- EXERCISE BRIEF
Type out the data again, word for word and in full.
= Beginning of Section =
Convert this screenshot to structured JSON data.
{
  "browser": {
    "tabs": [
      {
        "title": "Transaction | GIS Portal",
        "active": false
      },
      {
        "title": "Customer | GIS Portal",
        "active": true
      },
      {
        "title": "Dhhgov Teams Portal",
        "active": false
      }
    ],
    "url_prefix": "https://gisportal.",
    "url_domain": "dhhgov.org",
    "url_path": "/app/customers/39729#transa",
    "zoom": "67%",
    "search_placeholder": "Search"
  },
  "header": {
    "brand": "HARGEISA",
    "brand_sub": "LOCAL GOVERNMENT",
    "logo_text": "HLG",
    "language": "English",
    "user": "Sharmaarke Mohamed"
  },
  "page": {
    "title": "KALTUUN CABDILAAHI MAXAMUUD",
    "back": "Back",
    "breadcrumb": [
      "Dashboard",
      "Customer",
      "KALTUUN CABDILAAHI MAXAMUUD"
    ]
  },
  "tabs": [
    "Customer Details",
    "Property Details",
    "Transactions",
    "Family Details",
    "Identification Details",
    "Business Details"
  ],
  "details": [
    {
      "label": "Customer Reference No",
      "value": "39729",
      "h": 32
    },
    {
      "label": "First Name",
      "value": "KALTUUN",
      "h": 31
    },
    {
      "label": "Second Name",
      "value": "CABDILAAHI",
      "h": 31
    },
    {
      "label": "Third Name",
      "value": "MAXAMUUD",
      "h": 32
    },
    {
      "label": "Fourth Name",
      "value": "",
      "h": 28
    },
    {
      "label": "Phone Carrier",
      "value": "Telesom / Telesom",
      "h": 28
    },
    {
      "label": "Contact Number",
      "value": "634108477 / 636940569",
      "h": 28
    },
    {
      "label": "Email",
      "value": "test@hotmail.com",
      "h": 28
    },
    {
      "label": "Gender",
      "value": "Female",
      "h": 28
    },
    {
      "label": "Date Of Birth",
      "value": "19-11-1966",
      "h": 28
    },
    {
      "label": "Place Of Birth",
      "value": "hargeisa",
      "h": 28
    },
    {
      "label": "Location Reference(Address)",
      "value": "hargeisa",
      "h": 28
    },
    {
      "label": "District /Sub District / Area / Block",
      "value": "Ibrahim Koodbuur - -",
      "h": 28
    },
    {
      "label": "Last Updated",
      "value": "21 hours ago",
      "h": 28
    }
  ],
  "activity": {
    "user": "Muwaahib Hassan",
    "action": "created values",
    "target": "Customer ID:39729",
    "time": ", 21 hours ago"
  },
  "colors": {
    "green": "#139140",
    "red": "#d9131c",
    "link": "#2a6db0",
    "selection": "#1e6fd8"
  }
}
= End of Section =
- WRITTEN SOLUTION
Convert this screenshot to structured JSON data.
{
  "browser": {
    "tabs": [
      {
        "title": "Transaction | GIS Portal",
        "active": false
      },
      {
        "title": "Customer | GIS Portal",
        "active": true
      },
      {
        "title": "Dhhgov Teams Portal",
        "active": false
      }
    ],
    "url_prefix": "https://gisportal.",
    "url_domain": "dhhgov.org",
    "url_path": "/app/customers/39729#transa",
    "zoom": "67%",
    "search_placeholder": "Search"
  },
  "header": {
    "brand": "HARGEISA",
    "brand_sub": "LOCAL GOVERNMENT",
    "logo_text": "HLG",
    "language": "English",
    "user": "Sharmaarke Mohamed"
  },
  "page": {
    "title": "KALTUUN CABDILAAHI MAXAMUUD",
    "back": "Back",
    "breadcrumb": [
      "Dashboard",
      "Customer",
      "KALTUUN CABDILAAHI MAXAMUUD"
    ]
  },
  "tabs": [
    "Customer Details",
    "Property Details",
    "Transactions",
    "Family Details",
    "Identification Details",
    "Business Details"
  ],
  "details": [
    {
      "label": "Customer Reference No",
      "value": "39729",
      "h": 32
    },
    {
      "label": "First Name",
      "value": "KALTUUN",
      "h": 31
    },
    {
      "label": "Second Name",
      "value": "CABDILAAHI",
      "h": 31
    },
    {
      "label": "Third Name",
      "value": "MAXAMUUD",
      "h": 32
    },
    {
      "label": "Fourth Name",
      "value": "",
      "h": 28
    },
    {
      "label": "Phone Carrier",
      "value": "Telesom / Telesom",
      "h": 28
    },
    {
      "label": "Contact Number",
      "value": "634108477 / 636940569",
      "h": 28
    },
    {
      "label": "Email",
      "value": "test@hotmail.com",
      "h": 28
    },
    {
      "label": "Gender",
      "value": "Female",
      "h": 28
    },
    {
      "label": "Date Of Birth",
      "value": "19-11-1966",
      "h": 28
    },
    {
      "label": "Place Of Birth",
      "value": "hargeisa",
      "h": 28
    },
    {
      "label": "Location Reference(Address)",
      "value": "hargeisa",
      "h": 28
    },
    {
      "label": "District /Sub District / Area / Block",
      "value": "Ibrahim Koodbuur - -",
      "h": 28
    },
    {
      "label": "Last Updated",
      "value": "21 hours ago",
      "h": 28
    }
  ],
  "activity": {
    "user": "Muwaahib Hassan",
    "action": "created values",
    "target": "Customer ID:39729",
    "time": ", 21 hours ago"
  },
  "colors": {
    "green": "#139140",
    "red": "#d9131c",
    "link": "#2a6db0",
    "selection": "#1e6fd8"
  }
}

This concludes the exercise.